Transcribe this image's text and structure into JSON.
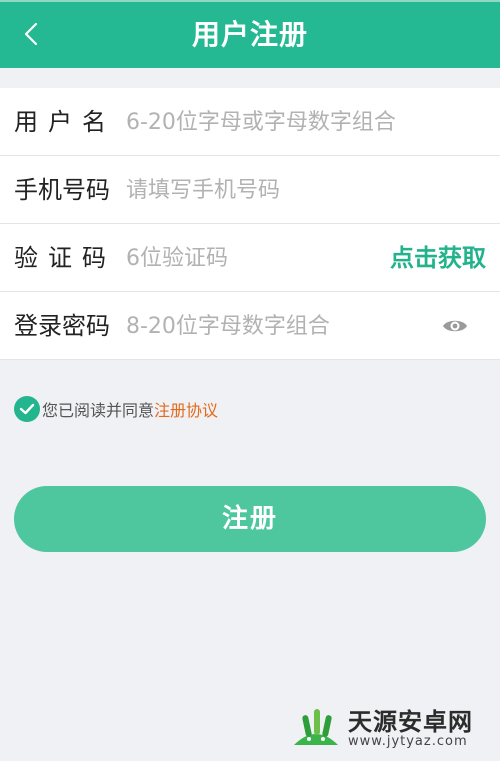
{
  "header": {
    "title": "用户注册",
    "back_icon": "chevron-left-icon",
    "bg_color": "#24b992"
  },
  "form": {
    "username": {
      "label": "用户名",
      "placeholder": "6-20位字母或字母数字组合",
      "value": ""
    },
    "phone": {
      "label": "手机号码",
      "placeholder": "请填写手机号码",
      "value": ""
    },
    "code": {
      "label": "验证码",
      "placeholder": "6位验证码",
      "value": "",
      "action_label": "点击获取"
    },
    "password": {
      "label": "登录密码",
      "placeholder": "8-20位字母数字组合",
      "value": "",
      "toggle_icon": "eye-icon"
    }
  },
  "agreement": {
    "checked": true,
    "text": "您已阅读并同意",
    "link_text": "注册协议",
    "link_color": "#e36a1c"
  },
  "submit": {
    "label": "注册",
    "color": "#4ec69e"
  },
  "watermark": {
    "name": "天源安卓网",
    "url": "www.jytyaz.com"
  }
}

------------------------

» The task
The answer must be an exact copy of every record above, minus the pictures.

» Answer to the problem
Transcribe this image's text and structure into JSON.
{
  "header": {
    "title": "用户注册",
    "back_icon": "chevron-left-icon",
    "bg_color": "#24b992"
  },
  "form": {
    "username": {
      "label": "用户名",
      "placeholder": "6-20位字母或字母数字组合",
      "value": ""
    },
    "phone": {
      "label": "手机号码",
      "placeholder": "请填写手机号码",
      "value": ""
    },
    "code": {
      "label": "验证码",
      "placeholder": "6位验证码",
      "value": "",
      "action_label": "点击获取"
    },
    "password": {
      "label": "登录密码",
      "placeholder": "8-20位字母数字组合",
      "value": "",
      "toggle_icon": "eye-icon"
    }
  },
  "agreement": {
    "checked": true,
    "text": "您已阅读并同意",
    "link_text": "注册协议",
    "link_color": "#e36a1c"
  },
  "submit": {
    "label": "注册",
    "color": "#4ec69e"
  },
  "watermark": {
    "name": "天源安卓网",
    "url": "www.jytyaz.com"
  }
}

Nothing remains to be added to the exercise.